> **ABOUT THIS TASK**
Which lines in the material below contain the word "Pictures"? Copy each of them.

> **GIVEN ENTRIES**
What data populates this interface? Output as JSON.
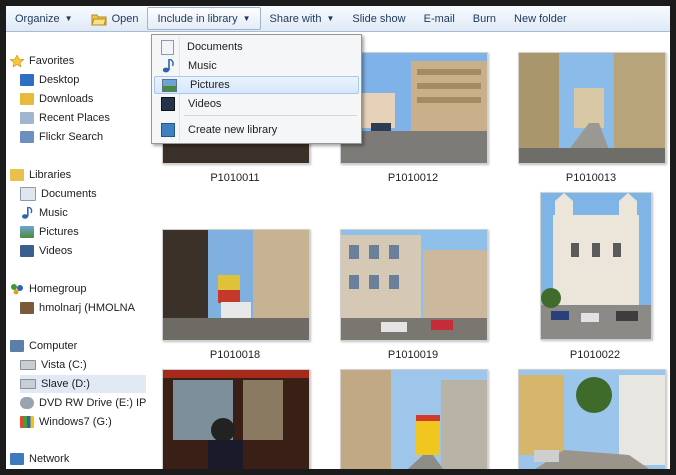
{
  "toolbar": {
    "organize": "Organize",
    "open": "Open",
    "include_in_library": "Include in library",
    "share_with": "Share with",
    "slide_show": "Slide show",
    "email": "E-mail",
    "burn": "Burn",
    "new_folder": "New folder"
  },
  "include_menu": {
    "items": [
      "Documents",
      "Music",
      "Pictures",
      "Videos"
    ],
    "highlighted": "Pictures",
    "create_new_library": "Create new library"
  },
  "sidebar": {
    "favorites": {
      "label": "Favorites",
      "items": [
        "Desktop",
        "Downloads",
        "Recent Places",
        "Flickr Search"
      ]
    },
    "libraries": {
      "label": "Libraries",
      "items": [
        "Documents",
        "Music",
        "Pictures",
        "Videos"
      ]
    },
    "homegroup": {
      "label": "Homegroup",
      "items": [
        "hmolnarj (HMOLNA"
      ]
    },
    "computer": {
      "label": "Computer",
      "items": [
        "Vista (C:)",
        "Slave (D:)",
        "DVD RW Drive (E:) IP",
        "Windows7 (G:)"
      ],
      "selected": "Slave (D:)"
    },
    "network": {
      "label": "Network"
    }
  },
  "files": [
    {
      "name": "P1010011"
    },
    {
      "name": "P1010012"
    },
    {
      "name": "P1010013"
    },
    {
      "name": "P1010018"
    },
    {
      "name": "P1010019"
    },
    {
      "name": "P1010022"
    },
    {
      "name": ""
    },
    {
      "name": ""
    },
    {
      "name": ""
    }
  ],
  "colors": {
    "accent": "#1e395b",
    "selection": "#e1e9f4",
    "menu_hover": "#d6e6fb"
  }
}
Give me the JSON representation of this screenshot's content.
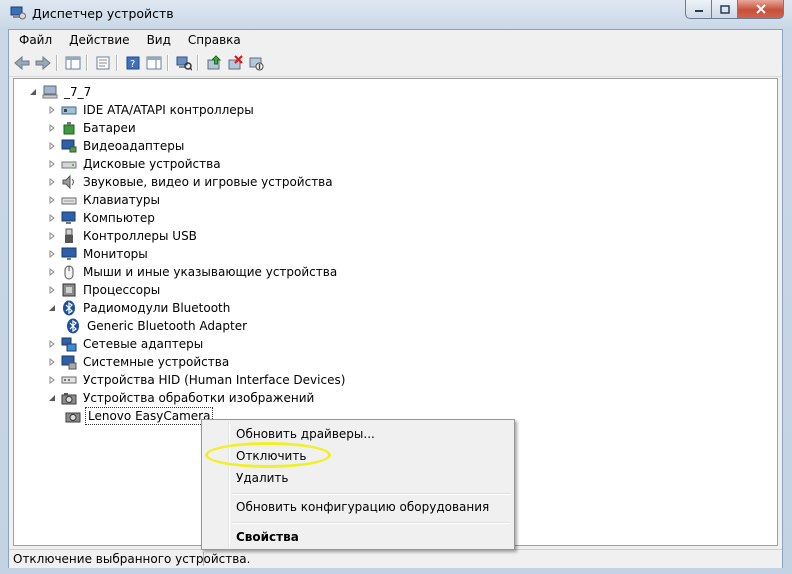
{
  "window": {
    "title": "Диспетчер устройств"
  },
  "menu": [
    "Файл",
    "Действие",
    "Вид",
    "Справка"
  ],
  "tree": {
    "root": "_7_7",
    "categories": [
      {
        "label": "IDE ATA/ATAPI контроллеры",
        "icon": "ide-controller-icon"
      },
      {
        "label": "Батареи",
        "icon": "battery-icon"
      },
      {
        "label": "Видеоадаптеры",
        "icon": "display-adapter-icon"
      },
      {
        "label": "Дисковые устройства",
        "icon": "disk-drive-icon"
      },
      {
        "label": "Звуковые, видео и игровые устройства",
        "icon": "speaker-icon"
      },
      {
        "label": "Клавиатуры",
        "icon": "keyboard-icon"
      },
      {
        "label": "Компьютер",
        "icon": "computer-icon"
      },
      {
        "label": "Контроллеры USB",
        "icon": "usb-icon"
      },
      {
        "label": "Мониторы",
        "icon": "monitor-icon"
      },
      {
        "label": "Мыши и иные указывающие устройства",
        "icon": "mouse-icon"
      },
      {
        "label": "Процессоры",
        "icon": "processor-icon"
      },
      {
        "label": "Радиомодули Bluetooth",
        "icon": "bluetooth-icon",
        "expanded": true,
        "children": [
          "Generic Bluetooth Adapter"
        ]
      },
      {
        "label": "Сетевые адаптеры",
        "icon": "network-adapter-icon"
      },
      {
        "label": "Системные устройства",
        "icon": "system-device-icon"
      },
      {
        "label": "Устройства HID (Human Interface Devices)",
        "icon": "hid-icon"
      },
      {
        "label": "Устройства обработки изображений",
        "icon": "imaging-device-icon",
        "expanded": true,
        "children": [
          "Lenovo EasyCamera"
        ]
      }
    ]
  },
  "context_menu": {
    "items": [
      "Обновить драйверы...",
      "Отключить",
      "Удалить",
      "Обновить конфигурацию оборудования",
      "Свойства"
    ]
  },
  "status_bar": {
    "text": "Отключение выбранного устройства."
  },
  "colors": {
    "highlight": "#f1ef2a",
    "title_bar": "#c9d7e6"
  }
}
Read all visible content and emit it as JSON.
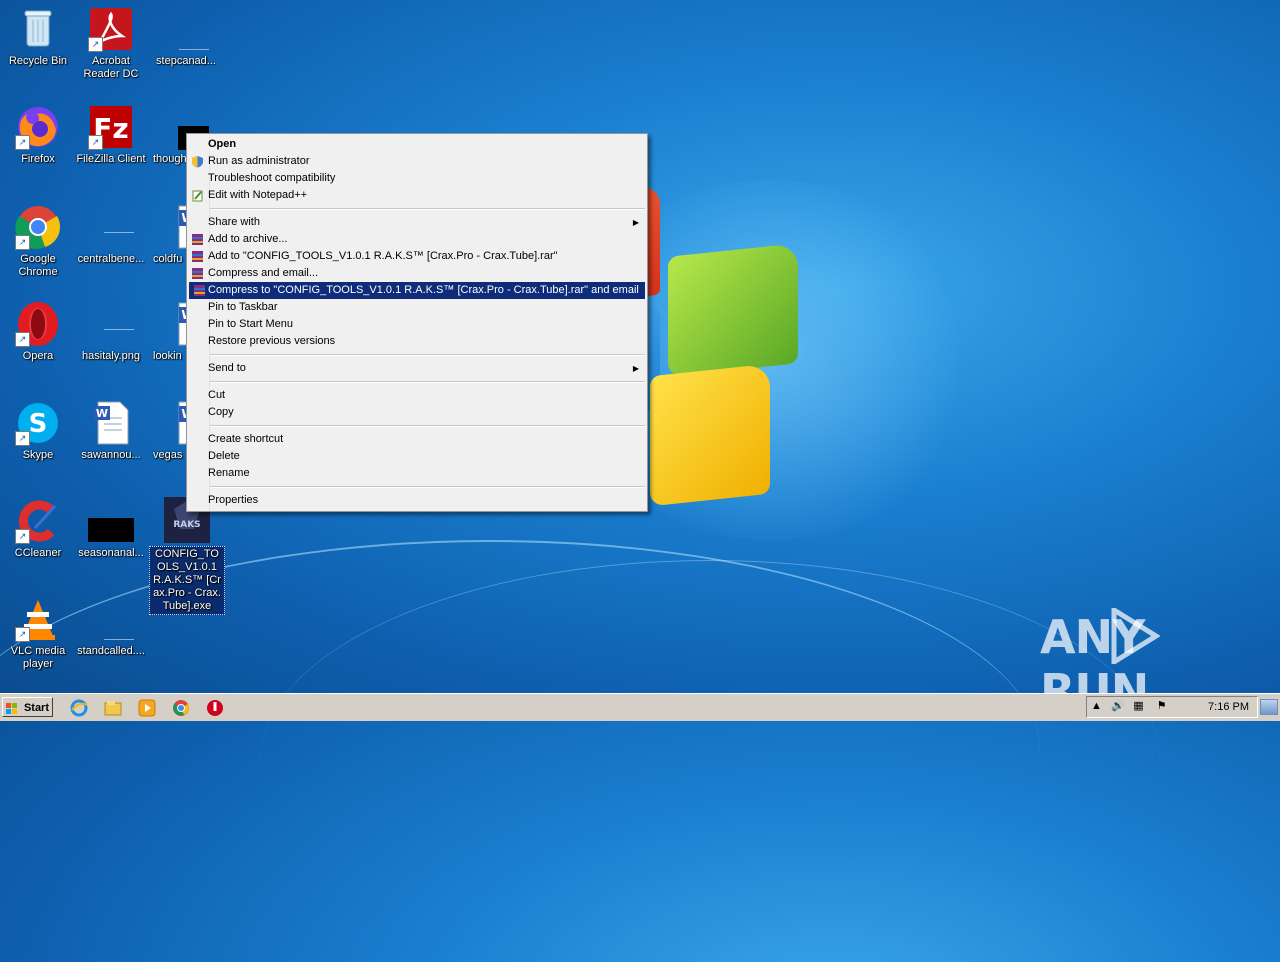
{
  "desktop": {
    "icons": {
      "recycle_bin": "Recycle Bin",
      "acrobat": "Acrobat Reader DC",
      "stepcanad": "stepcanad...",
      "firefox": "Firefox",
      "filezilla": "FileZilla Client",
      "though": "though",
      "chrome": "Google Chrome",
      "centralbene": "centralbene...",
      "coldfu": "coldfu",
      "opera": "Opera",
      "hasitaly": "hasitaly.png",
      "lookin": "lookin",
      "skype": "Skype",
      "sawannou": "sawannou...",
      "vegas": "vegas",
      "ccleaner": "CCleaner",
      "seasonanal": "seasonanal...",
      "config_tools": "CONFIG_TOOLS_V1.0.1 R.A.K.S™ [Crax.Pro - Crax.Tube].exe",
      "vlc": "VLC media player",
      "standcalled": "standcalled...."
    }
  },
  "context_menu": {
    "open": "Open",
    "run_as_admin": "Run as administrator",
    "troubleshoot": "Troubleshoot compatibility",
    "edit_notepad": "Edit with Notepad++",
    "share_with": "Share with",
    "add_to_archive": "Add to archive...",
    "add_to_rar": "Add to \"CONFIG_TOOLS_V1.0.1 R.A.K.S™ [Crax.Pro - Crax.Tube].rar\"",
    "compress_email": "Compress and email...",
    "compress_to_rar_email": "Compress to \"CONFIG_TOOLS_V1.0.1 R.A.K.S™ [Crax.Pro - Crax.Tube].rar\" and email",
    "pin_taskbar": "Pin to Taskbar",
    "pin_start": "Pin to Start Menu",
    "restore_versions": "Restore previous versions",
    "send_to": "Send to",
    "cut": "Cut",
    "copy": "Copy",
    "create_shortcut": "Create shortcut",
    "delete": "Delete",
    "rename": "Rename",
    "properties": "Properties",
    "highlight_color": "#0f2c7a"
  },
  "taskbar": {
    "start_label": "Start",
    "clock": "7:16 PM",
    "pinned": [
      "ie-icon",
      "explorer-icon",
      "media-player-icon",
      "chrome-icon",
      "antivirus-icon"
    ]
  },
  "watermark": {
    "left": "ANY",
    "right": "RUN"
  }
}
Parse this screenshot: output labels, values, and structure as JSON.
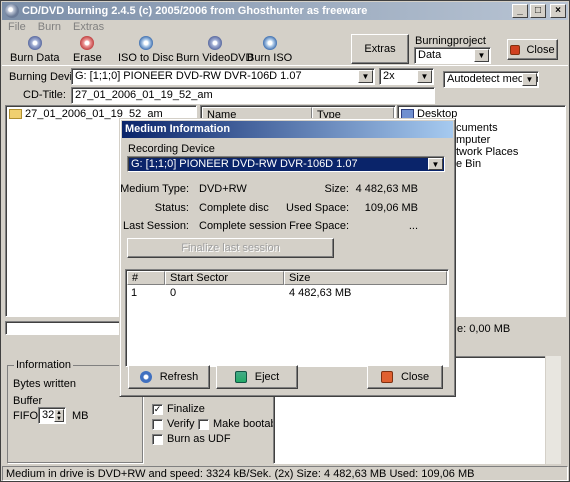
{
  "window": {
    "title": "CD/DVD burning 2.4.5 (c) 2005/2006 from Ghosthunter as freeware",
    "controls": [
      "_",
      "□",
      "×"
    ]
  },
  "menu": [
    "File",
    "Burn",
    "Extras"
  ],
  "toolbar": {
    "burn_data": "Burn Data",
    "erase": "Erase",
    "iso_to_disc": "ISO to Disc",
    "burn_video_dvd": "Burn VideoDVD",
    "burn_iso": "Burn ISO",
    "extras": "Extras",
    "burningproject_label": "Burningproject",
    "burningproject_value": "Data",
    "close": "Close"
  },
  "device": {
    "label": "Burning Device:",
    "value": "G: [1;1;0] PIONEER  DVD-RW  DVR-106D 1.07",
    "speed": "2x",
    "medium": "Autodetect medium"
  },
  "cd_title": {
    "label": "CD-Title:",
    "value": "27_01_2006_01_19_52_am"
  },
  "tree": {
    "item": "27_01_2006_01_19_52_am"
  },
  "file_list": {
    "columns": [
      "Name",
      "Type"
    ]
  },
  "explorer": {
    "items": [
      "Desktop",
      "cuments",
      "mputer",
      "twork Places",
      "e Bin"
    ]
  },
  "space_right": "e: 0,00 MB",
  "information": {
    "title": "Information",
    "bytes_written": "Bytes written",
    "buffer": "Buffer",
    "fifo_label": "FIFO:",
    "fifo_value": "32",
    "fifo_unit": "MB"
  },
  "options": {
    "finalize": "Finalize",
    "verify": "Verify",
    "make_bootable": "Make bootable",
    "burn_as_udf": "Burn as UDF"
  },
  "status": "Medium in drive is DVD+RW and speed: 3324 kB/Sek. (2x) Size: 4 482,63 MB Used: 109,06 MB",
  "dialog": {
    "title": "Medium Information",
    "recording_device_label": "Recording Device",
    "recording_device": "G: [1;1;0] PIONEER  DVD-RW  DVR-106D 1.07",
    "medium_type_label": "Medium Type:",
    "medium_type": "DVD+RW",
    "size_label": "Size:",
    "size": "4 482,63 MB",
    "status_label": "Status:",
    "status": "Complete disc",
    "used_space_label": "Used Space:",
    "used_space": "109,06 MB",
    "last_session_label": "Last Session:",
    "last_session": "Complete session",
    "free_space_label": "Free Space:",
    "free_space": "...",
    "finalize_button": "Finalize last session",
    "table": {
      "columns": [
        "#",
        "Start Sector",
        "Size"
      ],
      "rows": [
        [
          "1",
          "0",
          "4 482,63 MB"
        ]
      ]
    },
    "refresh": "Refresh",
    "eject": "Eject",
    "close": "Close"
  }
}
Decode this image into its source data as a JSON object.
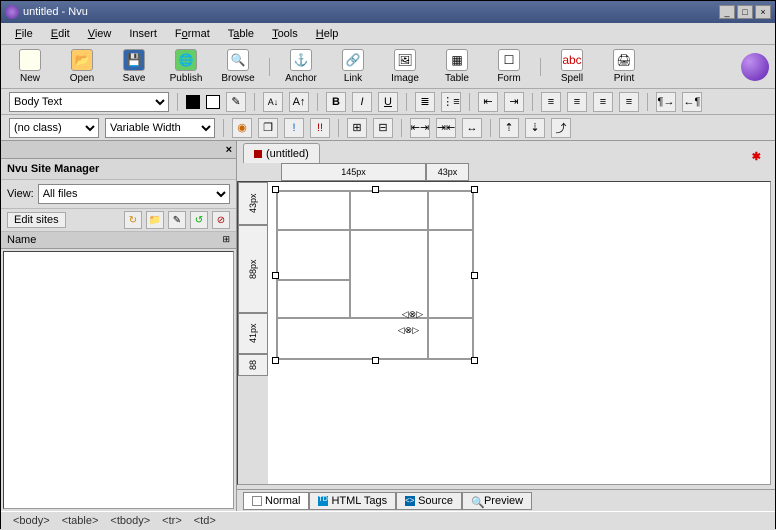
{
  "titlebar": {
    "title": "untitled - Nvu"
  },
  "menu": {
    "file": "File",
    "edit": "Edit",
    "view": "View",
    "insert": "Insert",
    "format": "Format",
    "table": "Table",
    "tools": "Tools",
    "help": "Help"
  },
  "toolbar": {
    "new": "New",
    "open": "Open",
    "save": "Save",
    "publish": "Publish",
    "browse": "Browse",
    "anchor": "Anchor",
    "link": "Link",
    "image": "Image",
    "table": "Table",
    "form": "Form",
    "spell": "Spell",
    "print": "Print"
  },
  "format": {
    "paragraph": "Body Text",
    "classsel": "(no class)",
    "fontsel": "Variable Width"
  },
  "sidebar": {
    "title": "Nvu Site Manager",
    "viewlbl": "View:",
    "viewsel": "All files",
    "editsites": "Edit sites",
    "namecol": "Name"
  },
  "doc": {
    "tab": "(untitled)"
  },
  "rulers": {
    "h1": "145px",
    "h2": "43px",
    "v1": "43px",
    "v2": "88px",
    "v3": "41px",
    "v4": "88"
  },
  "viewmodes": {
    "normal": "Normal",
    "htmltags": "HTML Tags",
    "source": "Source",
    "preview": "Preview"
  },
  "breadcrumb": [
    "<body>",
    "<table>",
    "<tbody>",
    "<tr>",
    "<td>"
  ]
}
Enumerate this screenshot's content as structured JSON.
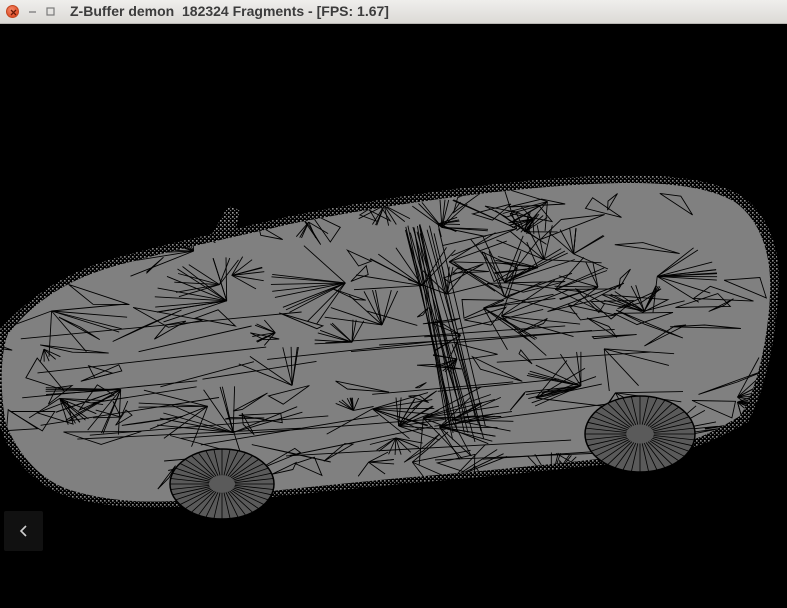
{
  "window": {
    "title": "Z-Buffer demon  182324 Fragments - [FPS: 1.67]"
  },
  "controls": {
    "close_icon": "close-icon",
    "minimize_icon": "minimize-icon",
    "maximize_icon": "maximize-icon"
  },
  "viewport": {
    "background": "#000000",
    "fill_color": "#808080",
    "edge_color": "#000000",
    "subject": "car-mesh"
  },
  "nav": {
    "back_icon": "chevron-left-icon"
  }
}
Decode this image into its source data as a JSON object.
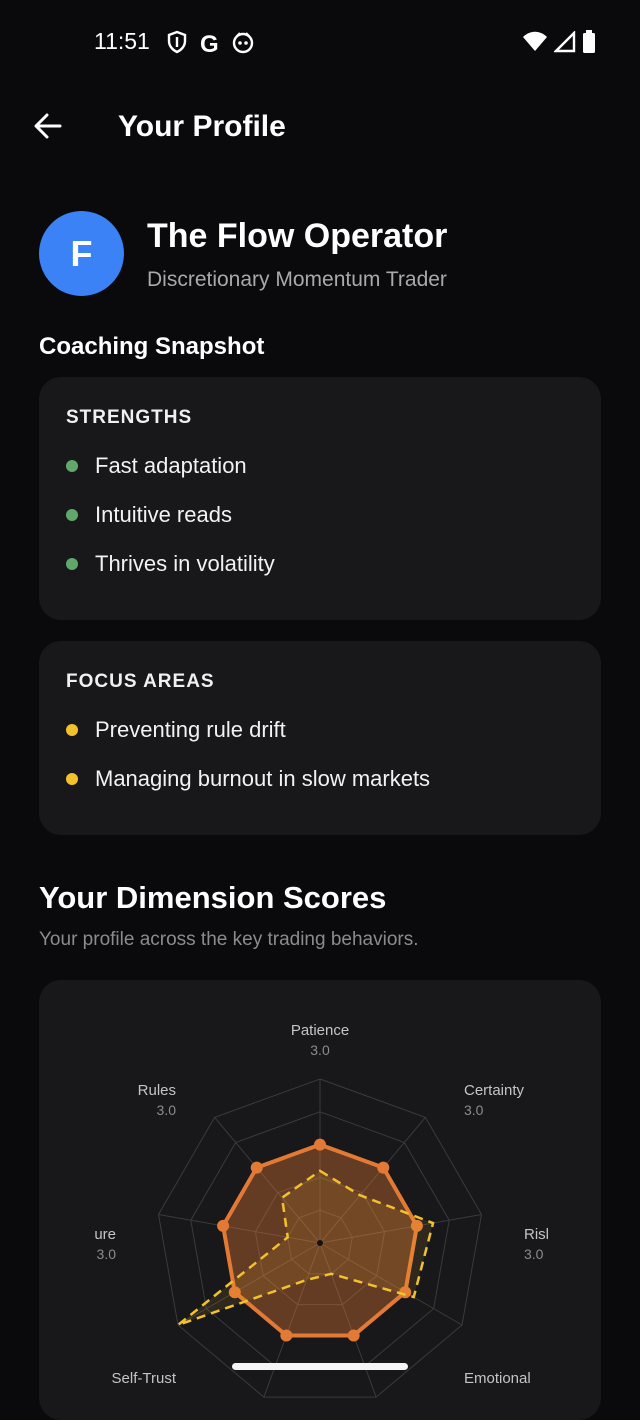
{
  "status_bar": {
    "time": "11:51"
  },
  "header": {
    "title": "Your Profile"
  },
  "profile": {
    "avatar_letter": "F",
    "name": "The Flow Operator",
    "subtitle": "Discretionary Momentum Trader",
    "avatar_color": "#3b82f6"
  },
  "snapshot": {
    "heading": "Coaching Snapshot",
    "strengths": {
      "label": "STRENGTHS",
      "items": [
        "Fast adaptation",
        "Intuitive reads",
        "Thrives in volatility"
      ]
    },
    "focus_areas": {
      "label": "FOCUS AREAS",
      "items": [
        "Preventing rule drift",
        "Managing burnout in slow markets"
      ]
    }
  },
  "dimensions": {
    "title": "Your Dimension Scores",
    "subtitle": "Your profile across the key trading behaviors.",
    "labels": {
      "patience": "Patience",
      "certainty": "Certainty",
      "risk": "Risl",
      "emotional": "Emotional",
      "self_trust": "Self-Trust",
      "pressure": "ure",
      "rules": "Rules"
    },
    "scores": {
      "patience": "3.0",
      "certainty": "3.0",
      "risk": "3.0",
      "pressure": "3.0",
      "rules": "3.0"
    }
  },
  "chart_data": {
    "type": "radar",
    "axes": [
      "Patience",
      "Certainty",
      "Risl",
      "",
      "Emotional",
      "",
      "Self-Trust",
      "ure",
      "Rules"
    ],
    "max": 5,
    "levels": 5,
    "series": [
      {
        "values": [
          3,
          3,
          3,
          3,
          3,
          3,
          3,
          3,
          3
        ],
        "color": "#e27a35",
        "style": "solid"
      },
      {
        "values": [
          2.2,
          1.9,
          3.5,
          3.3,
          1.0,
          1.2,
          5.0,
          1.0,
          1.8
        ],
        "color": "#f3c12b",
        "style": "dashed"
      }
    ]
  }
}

> **PROBLEM SOLUTION**
      "Pictures",
    "highlighted": "Pictures",
        "Pictures",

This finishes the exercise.